When I began my current doctoral program, I was told that a good-looking CV has four conference papers, three articles, a wide range of teaching experience, and a couple of research grants. If that seems a little outlandish to you, that’s because it is. Who has the time? Because of my teaching load, not only do I not have time to complete the reading for my courses, I certainly do not have time to do the research above and beyond, in order to keep up to date with my field and all of the brilliant scholarship that is coming out. Let alone write articles and go about getting them published. And I make time. I don’t sleep very much. I haven’t had a weekend in two years. I read during the breaks. I cut back on the oh so necessary decompression time affectionately known as “happy hour.” And still… Never quite enough, is it?

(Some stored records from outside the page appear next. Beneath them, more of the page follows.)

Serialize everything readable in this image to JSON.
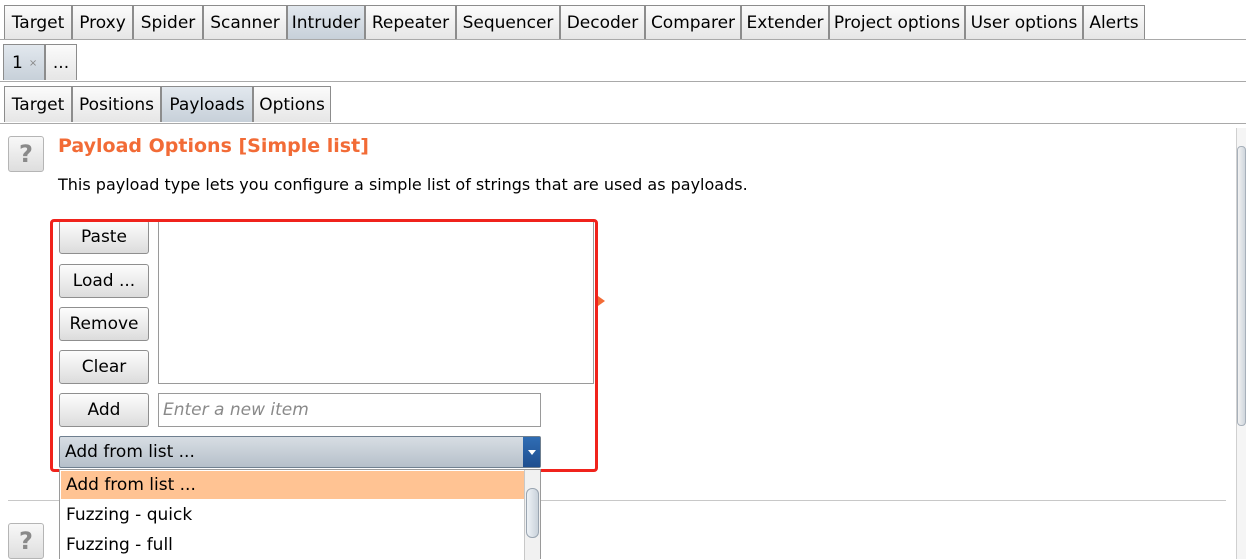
{
  "main_tabs": [
    {
      "label": "Target",
      "selected": false
    },
    {
      "label": "Proxy",
      "selected": false
    },
    {
      "label": "Spider",
      "selected": false
    },
    {
      "label": "Scanner",
      "selected": false
    },
    {
      "label": "Intruder",
      "selected": true
    },
    {
      "label": "Repeater",
      "selected": false
    },
    {
      "label": "Sequencer",
      "selected": false
    },
    {
      "label": "Decoder",
      "selected": false
    },
    {
      "label": "Comparer",
      "selected": false
    },
    {
      "label": "Extender",
      "selected": false
    },
    {
      "label": "Project options",
      "selected": false
    },
    {
      "label": "User options",
      "selected": false
    },
    {
      "label": "Alerts",
      "selected": false
    }
  ],
  "attack_tabs": [
    {
      "label": "1",
      "close": "×",
      "selected": true
    },
    {
      "label": "...",
      "selected": false
    }
  ],
  "sub_tabs": [
    {
      "label": "Target",
      "selected": false
    },
    {
      "label": "Positions",
      "selected": false
    },
    {
      "label": "Payloads",
      "selected": true
    },
    {
      "label": "Options",
      "selected": false
    }
  ],
  "payload_options": {
    "help_label": "?",
    "title": "Payload Options [Simple list]",
    "description": "This payload type lets you configure a simple list of strings that are used as payloads.",
    "buttons": {
      "paste": "Paste",
      "load": "Load ...",
      "remove": "Remove",
      "clear": "Clear",
      "add": "Add"
    },
    "new_item_placeholder": "Enter a new item",
    "combo_selected": "Add from list ...",
    "dropdown_options": [
      "Add from list ...",
      "Fuzzing - quick",
      "Fuzzing - full"
    ],
    "highlighted_option_index": 0
  },
  "next_section": {
    "help_label": "?"
  },
  "colors": {
    "title": "#f26b36",
    "highlight_border": "#f0231c",
    "selected_option": "#ffc393",
    "selected_tab": "#c7d0d9"
  }
}
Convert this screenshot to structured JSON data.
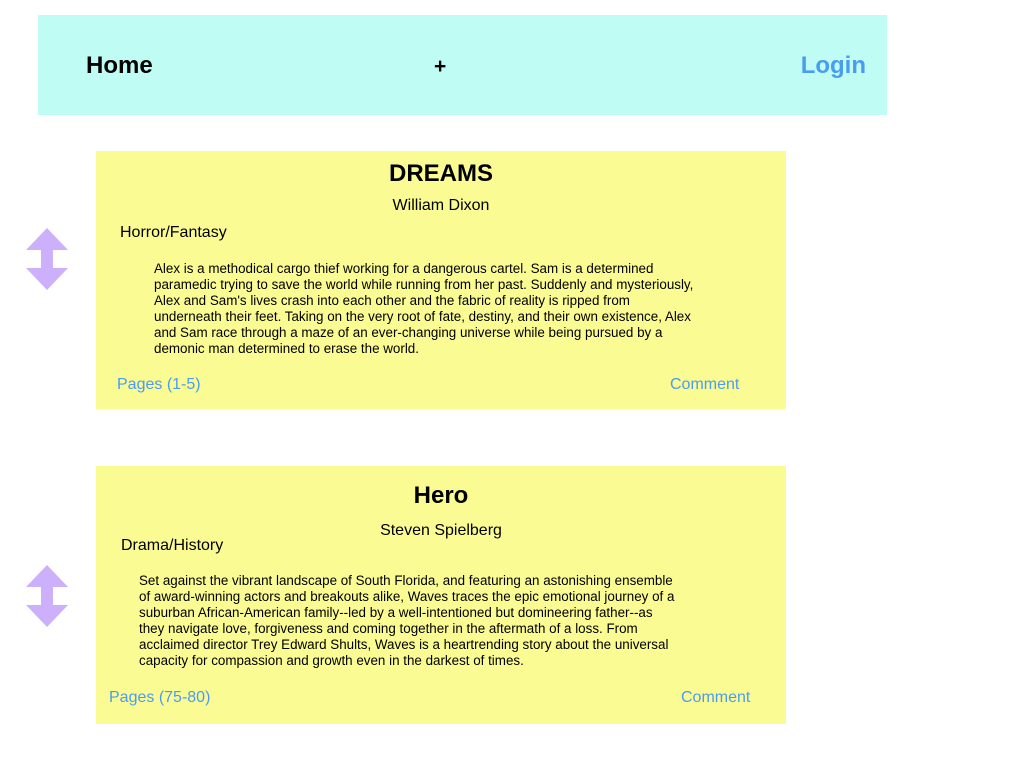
{
  "theme": {
    "navbar_bg": "#bffcf4",
    "card_bg": "#fbfb94",
    "link_color": "#4a9cf0",
    "handle_color": "#cdb0fb"
  },
  "nav": {
    "home_label": "Home",
    "add_label": "+",
    "login_label": "Login"
  },
  "cards": [
    {
      "title": "DREAMS",
      "author": "William Dixon",
      "genre": "Horror/Fantasy",
      "description": [
        "Alex is a methodical cargo thief working for a dangerous cartel. Sam is a determined",
        "paramedic trying to save the world while running from her past. Suddenly and mysteriously,",
        "Alex and Sam's lives crash into each other and the fabric of reality is ripped from",
        "underneath their feet. Taking on the very root of fate, destiny, and their own existence, Alex",
        "and Sam race through a maze of an ever-changing universe while being pursued by a",
        "demonic man determined to erase the world."
      ],
      "pages_label": "Pages (1-5)",
      "comment_label": "Comment",
      "handle_icon": "sort-arrows-icon"
    },
    {
      "title": "Hero",
      "author": "Steven Spielberg",
      "genre": "Drama/History",
      "description": [
        "Set against the vibrant landscape of South Florida, and featuring an astonishing ensemble",
        "of award-winning actors and breakouts alike, Waves traces the epic emotional journey of a",
        "suburban African-American family--led by a well-intentioned but domineering father--as",
        "they navigate love, forgiveness and coming together in the aftermath of a loss. From",
        "acclaimed director Trey Edward Shults, Waves is a heartrending story about the universal",
        "capacity for compassion and growth even in the darkest of times."
      ],
      "pages_label": "Pages (75-80)",
      "comment_label": "Comment",
      "handle_icon": "sort-arrows-icon"
    }
  ]
}
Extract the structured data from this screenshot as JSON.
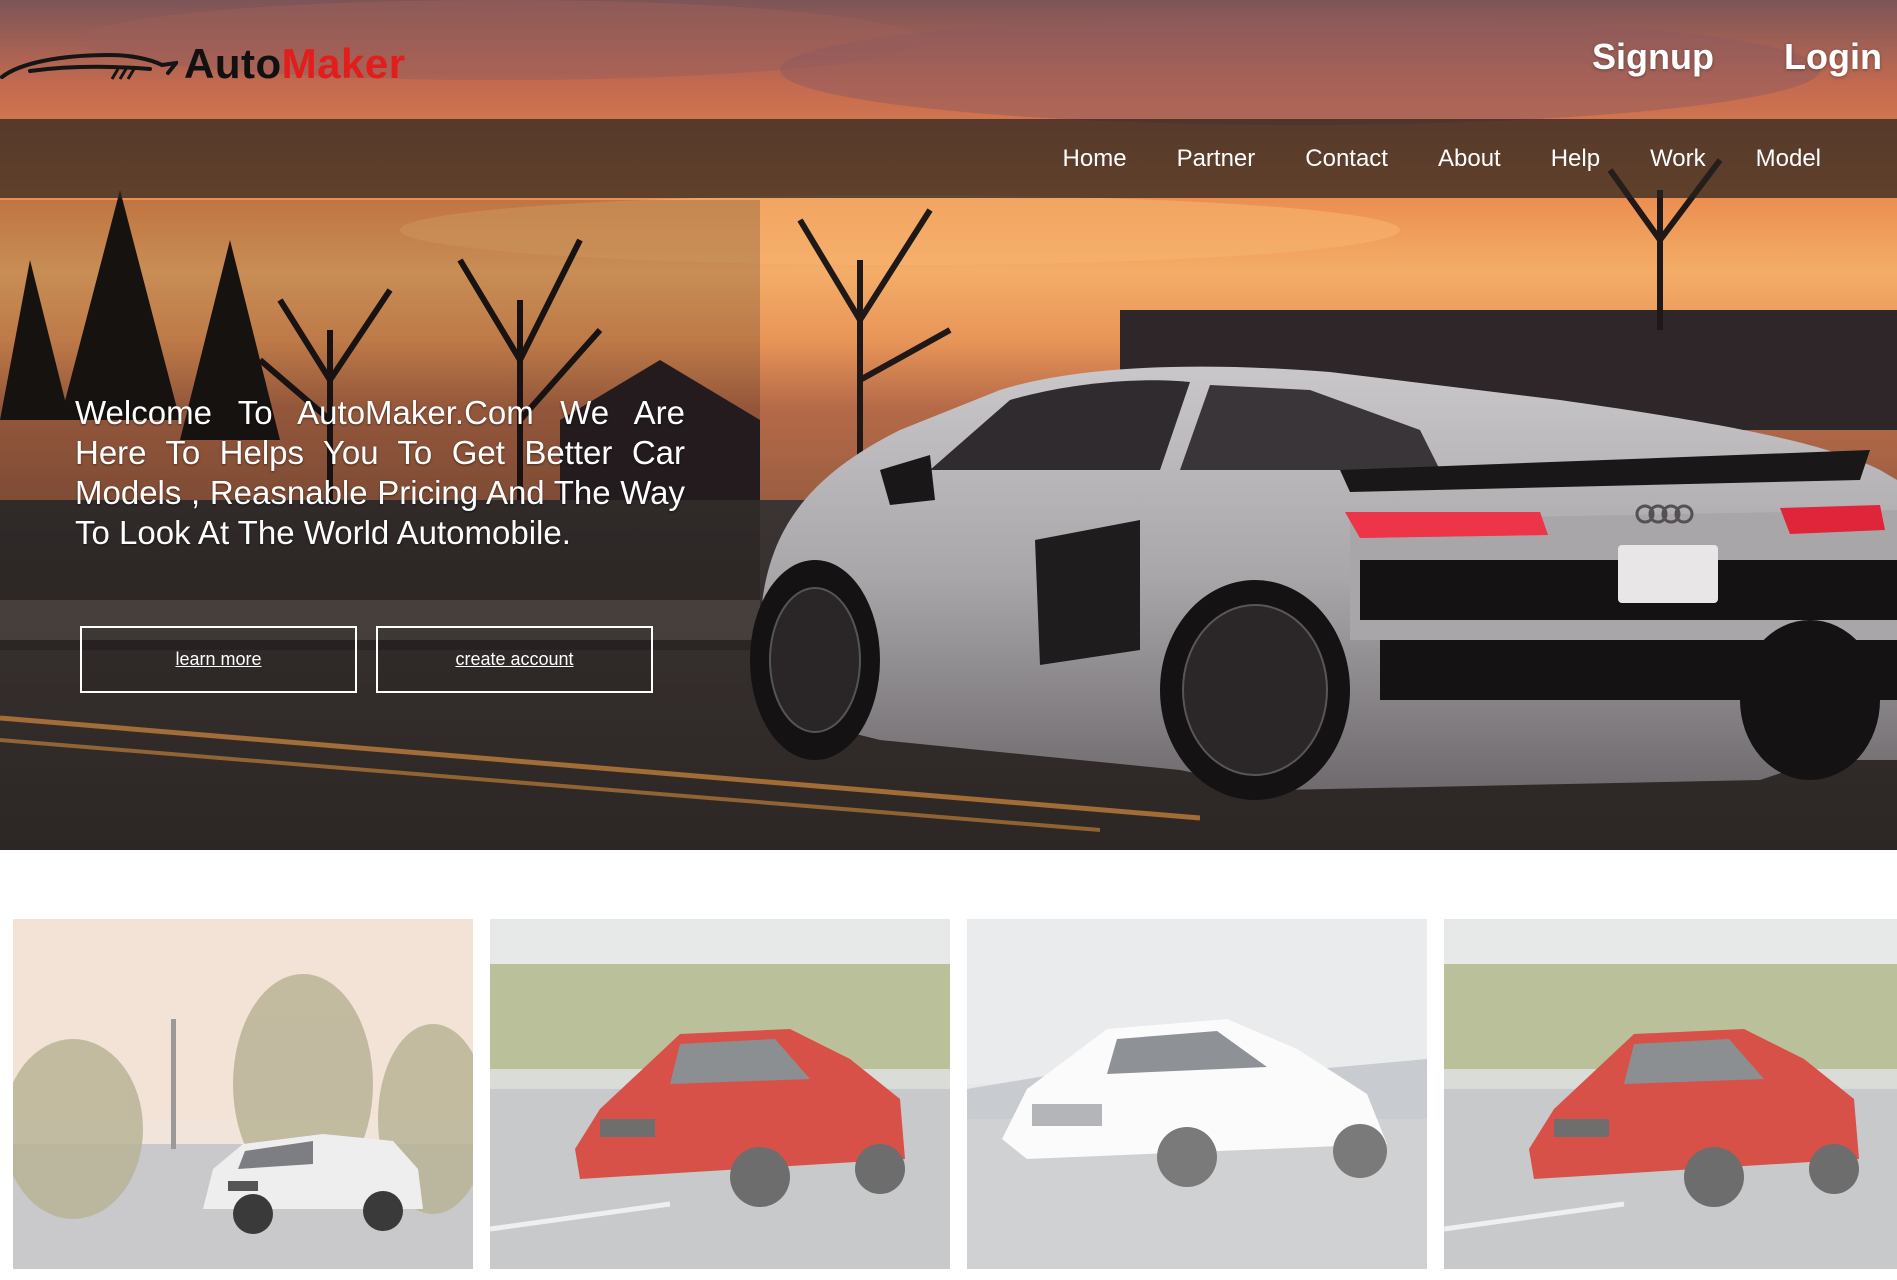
{
  "brand": {
    "part1": "Auto",
    "part2": "Maker"
  },
  "auth": {
    "signup": "Signup",
    "login": "Login"
  },
  "nav": {
    "items": [
      "Home",
      "Partner",
      "Contact",
      "About",
      "Help",
      "Work",
      "Model"
    ]
  },
  "hero": {
    "welcome": "Welcome To AutoMaker.Com We Are Here To Helps You To Get Better Car Models , Reasnable Pricing And The Way To Look At The World Automobile.",
    "learn_more": "learn more",
    "create_account": "create account"
  },
  "colors": {
    "brand_red": "#e31c1c",
    "nav_bg": "#28221e",
    "text_light": "#ffffff"
  },
  "gallery": [
    {
      "car": "white-wagon"
    },
    {
      "car": "red-coupe"
    },
    {
      "car": "white-coupe"
    },
    {
      "car": "red-coupe"
    }
  ]
}
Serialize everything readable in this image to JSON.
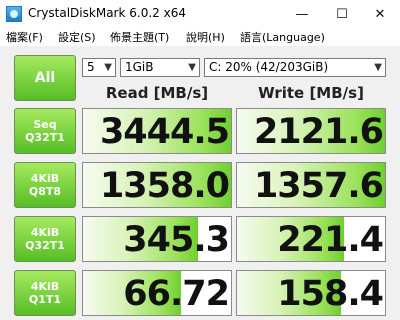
{
  "window": {
    "title": "CrystalDiskMark 6.0.2 x64",
    "minimize": "—",
    "maximize": "☐",
    "close": "✕"
  },
  "menu": {
    "items": [
      "檔案(F)",
      "設定(S)",
      "佈景主題(T)",
      "說明(H)",
      "語言(Language)"
    ]
  },
  "controls": {
    "all_label": "All",
    "count": "5",
    "size": "1GiB",
    "drive": "C: 20% (42/203GiB)"
  },
  "columns": {
    "read": "Read [MB/s]",
    "write": "Write [MB/s]"
  },
  "rows": [
    {
      "label1": "Seq",
      "label2": "Q32T1",
      "read": "3444.5",
      "write": "2121.6",
      "read_fill": 1.0,
      "write_fill": 1.0
    },
    {
      "label1": "4KiB",
      "label2": "Q8T8",
      "read": "1358.0",
      "write": "1357.6",
      "read_fill": 1.0,
      "write_fill": 1.0
    },
    {
      "label1": "4KiB",
      "label2": "Q32T1",
      "read": "345.3",
      "write": "221.4",
      "read_fill": 0.78,
      "write_fill": 0.72
    },
    {
      "label1": "4KiB",
      "label2": "Q1T1",
      "read": "66.72",
      "write": "158.4",
      "read_fill": 0.66,
      "write_fill": 0.7
    }
  ],
  "colors": {
    "accent_green": "#56be25",
    "bar_green": "#6fd02f"
  }
}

In case you haven’t picked up on this, let me clarify that I currently have the pleasure of being a graduate student in the humanities. Which means that I am a very sad person, most of the time. And even more so recently, with all the many signs of an intellectual End Time, galloping toward me. From what I understand, graduate school has always been a simultaneously exciting and debilitating state of life, and one that is difficult to discuss with normal humans, assuming that, as a graduate student in the humanities, you encounter any of these. But recently, this particular career path has become, in addition to stressful and somewhat unrewarding, actually frightening. We’re flocking to the university in droves, and the universities are, for the most part, letting us. They need the cheap labor that we provide as instructors (and many of us actually teach the classes – gone are the days when you were expected to grade exams and shadow a tenured professor – now we’re actually being tasked with writing our own syllabi and constructing curriculum) and, to be fair, we are compensated, though inadequately. But while it’s nice of universities to admit us and sometimes even give us funding, they’re not making room for any of us once we’re ready to become professors. The most striking difference between our experience and those of the older generation by whom we are taught is that now, there is no promise of a job waiting at the end of a long (averaging around ten+ years) commitment to a discipline. I firmly believe that you can suffer through anything if you know it’s temporary. We don’t have that knowledge anymore. The hopelessness of the future infiltrates the present, every minute of every day. And this is pretty bad for morale Continue reading